Plus, it’s narrative, and it’s often important that the songs be played in order so that the beginnings and ends sound right, and Jones is apt to tell you that the album plays out like a movie in his mind.
Basically, he doesn’t give a shit.
That kind of damn-the-masses art-making can sometimes go pretty sour, prone to self-indulgent tripe that would have been better had it never left someone’s bedroom, but this is Zach Jones we’re talking about here. The guy who crushed 2012 with Things Were Better and just oozes an easy-going charisma.
So the whole thing turns out pretty well, in the end. Sure, there are those who will find his riffing on Ray Davies’s “Days” (1968) and Henry Mancini and Johnny Mercer’s Oscar-winning “Days of Wine and Roses” (1962) somewhat pretentious, along with the string and horn sections that swell nearly every song to orchestral heights. But those who can appreciate a vision fully realized should enjoy this project quite a bit.

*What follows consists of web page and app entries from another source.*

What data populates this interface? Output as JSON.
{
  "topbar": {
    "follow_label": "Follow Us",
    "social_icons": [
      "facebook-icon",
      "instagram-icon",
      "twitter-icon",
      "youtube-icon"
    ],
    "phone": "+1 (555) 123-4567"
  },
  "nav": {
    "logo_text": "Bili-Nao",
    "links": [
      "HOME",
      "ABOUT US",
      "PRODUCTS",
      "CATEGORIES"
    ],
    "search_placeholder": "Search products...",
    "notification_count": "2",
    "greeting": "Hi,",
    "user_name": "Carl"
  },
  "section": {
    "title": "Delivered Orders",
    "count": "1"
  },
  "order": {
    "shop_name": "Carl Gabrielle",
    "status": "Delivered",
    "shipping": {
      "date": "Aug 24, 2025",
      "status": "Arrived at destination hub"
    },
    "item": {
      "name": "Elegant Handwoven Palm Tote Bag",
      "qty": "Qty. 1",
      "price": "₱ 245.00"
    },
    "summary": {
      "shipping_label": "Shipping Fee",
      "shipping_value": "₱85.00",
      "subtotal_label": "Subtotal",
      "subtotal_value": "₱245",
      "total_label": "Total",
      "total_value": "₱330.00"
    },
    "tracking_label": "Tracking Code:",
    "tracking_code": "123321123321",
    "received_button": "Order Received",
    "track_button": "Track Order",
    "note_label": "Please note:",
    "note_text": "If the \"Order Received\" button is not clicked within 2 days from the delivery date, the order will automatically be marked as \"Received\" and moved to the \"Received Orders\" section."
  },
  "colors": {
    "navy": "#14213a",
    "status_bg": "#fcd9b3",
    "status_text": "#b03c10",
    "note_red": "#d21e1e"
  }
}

There’s no certified hit, à la “Things Were Better,” which led off the last album. In general, this is the most subdued of Jones’s albums, with his lead vocals nearly always in falsetto and quite a lot of nostalgia and regret fueling the storyline.
That said, the stripped-down “Why Pretend,” with Jones showing off his fingerstyle acoustic-guitar chops, is the most powerful thing he’s ever put out. His vocals are ultra-present, dominating the sound as he delivers a message that must have been heartbreaking for someone to hear: “So, I can try to see both sides, but why should we pretend?/I just want to move on/Go back to calling you my friend.”
It’s a sentiment he’s unafraid of expressing. “Undertow” might have more of a bounce to it, driven by a churning cello and chiming tambourine or cymbal from the percussion team of Chris Sweet on drums and Kate Beever on everything else, but it’s a tortured break-up song, nonetheless. “I’ll still be with you when I’m gone,” our protagonist assures his opposite, “I will always be your friend.” Sounds like somebody’s playing a game of justification: “At times you might feel lost/There were lines that we both crossed.”
In whose opinion?
Maybe it’s easier to just convince yourself it’s “Not Meant to Be,” where the piano is all kinds of ’60s pop and the backing vocals, with a lovely descending harmony part in the chorus tell the real story.
Of course, that’s all on Side A. Side B is much more of a wing-spreading look to the future.
The opening “Get Away” shows off the string section of Lauren Hastings Genova and Emily Dix Thomas (they also play with Rustic Overtones from time to time) especially, with layers of parts wrapping in upon each other and Jones eventually entering to echo and mirror their melody lines.